Many miles in their shoes – By @AsforAlex
By Alexandra Sims
Many miles in their shoes
On Sunday I had to make an unexpected journey. Not through middle earth, but on a four hour trip up and down London which is as close to an arduous adventure encountering goblins as you will get.
My day began with a few hours spent walking around South London, mainly Greenwich park and up through Blackheath before getting indoors to sit down for dinner. That was my only plan for the day prior to receiving my call to action.
I pulled my socks back on, hat over head and said farewell to good, Sunday eating and leaving with a vow to my boyfriend’s family that I would be back. (So if they could pop the roast in the microwave that would be great.) Then I set off on a jog to catch a train. Already my travels were off to a surprising start. With a combination of a dodgy knee and general poor fitness my decision to do so meant I was already becoming a little less of myself that afternoon.
I made it just in time to be met with the glare of the oncoming 15:41 train to London Bridge and it was from there that I moved underground. Between the seven stops from London Bridge to Camden, I allowed my neck to be clutched at for support by a Spanish traveller that looked determined to crush a pram of babies on the sharp breaking tube train. Upon resurfacing at street level, the grumble in my gut reminded me that I hadn’t eaten since the croissant I wolfed down that morning. At a time that I was none too pleased to see. I could afford five minutes before my meeting so I hurried round the local shop for something to keep my hunger at bay. I was tested by the lack of plastic forks but I decided that I wanted a snack pack of king prawns so fingers would have to be excused.
At the over ground station I took the bags from my companion and we boarded a train back towards South London. It was only after changing at Dalston Junction and looking at the departure boards, all of which omitted our destination, that I checked our route. ‘Did you see if the trains were running?’ I asked. Engineering works are always a problem on the weekend and had I known fully where we were heading then I would not have minded planning the journey myself. An hour had been added to our travel and I could not stop the irritation that engulfed me as the leisure time in my Sunday slipped away.
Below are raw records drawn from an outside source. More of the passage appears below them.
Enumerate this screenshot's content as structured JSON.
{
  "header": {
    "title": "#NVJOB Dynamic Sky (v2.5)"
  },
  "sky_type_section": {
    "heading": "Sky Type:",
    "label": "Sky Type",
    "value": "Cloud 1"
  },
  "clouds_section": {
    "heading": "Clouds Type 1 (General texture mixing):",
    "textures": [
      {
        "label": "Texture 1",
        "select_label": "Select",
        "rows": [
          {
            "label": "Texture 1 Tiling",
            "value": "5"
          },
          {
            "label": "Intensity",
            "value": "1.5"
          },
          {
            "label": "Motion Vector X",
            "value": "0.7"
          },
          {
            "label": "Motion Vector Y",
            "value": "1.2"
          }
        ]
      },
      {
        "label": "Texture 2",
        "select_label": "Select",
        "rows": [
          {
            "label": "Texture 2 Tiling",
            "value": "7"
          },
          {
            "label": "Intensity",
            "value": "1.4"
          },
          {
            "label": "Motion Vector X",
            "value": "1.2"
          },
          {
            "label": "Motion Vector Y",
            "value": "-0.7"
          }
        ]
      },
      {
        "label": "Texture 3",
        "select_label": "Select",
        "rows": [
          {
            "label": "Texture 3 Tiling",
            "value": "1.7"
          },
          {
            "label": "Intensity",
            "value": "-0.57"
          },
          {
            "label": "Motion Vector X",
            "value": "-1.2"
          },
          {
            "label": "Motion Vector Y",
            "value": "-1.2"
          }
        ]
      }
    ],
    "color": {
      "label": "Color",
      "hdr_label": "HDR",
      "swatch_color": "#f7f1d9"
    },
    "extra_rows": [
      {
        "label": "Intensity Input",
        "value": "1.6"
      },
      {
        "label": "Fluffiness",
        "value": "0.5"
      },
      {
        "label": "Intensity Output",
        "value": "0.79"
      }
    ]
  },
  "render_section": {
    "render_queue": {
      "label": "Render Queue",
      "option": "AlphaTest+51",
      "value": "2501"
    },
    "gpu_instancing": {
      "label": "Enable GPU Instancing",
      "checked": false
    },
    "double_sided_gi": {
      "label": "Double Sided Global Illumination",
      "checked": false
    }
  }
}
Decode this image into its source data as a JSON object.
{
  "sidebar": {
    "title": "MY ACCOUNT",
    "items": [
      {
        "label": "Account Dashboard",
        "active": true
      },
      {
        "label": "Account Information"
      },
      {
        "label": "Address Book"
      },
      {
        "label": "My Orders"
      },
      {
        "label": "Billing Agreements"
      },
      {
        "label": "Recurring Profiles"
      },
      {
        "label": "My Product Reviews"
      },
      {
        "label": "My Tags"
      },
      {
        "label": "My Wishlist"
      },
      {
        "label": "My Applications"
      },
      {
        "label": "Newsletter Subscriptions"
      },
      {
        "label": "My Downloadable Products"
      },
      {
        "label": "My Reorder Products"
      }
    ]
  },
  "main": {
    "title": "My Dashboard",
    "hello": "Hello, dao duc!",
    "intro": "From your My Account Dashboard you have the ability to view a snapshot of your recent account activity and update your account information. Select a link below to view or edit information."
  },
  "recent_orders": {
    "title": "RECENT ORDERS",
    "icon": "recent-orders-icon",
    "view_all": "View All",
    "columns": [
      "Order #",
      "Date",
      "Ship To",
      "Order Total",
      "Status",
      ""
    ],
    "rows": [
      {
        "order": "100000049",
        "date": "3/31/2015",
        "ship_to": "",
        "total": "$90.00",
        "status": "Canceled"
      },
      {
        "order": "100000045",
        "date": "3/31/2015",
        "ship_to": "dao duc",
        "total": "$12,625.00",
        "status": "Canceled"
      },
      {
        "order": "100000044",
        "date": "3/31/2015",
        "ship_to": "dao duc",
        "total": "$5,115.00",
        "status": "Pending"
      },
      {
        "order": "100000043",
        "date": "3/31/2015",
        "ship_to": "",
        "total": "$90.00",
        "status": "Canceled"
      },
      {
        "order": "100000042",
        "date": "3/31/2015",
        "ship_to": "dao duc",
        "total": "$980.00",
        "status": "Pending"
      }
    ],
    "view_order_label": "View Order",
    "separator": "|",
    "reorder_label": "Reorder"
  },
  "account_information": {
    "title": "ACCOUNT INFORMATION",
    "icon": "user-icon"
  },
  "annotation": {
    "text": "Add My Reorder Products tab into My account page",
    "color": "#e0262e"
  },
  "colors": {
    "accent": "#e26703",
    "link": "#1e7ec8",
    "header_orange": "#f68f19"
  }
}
I’m going to cut my tale of woe here. Two buses and two trains later I fulfilled my duty and made it back for 8pm to chew on a Yorkshire pudding that was then twice cooked. Anyway, the point I really want to make is the importance of empathy, being inside your audience’s skin. It was during the 40 minute bus ride to Lewisham that I stepped back from my rage and exhaustion and related it back to our current brief. Selling yoghurt pouches to busy women in their 30’s. The women that have been working all day only to travel back on cramped transport that is very likely delayed, the women that didn’t get a chance to stop for breakfast or lunch, the women who may have that yoghurt in their bag only to realise they’ve nothing to eat it with. Once I glimpsed into their day I started scribbling down ideas, all of which took me in a different direction to where I was sat at a desk guessing at personas.